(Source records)
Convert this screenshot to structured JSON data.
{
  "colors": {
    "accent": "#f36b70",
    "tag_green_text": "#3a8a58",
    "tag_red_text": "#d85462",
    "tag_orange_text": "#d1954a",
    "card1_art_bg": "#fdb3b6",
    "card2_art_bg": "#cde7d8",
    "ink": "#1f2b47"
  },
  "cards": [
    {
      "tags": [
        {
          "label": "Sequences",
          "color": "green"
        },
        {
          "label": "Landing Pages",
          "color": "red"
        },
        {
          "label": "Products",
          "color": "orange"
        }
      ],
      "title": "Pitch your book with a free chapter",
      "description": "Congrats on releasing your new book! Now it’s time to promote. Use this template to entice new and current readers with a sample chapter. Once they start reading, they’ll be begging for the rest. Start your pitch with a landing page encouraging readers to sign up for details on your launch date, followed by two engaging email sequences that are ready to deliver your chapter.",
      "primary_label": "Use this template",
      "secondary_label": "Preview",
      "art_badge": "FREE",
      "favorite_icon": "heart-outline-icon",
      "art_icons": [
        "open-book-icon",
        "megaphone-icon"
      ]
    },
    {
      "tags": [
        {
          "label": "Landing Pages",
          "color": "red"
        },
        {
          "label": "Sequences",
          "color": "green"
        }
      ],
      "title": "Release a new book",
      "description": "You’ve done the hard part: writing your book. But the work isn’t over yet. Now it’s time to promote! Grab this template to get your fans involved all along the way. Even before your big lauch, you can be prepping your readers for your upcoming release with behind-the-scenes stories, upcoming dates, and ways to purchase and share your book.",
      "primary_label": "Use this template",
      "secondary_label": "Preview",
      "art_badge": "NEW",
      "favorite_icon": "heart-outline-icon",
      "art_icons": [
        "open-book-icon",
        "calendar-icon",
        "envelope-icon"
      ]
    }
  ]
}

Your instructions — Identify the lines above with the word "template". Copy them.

Expected answer —
      "description": "Congrats on releasing your new book! Now it’s time to promote. Use this template to entice new and current readers with a sample chapter. Once they start reading, they’ll be begging for the rest. Start your pitch with a landing page encouraging readers to sign up for details on your launch date, followed by two engaging email sequences that are ready to deliver your chapter.",
      "primary_label": "Use this template",
      "description": "You’ve done the hard part: writing your book. But the work isn’t over yet. Now it’s time to promote! Grab this template to get your fans involved all along the way. Even before your big lauch, you can be prepping your readers for your upcoming release with behind-the-scenes stories, upcoming dates, and ways to purchase and share your book.",
      "primary_label": "Use this template",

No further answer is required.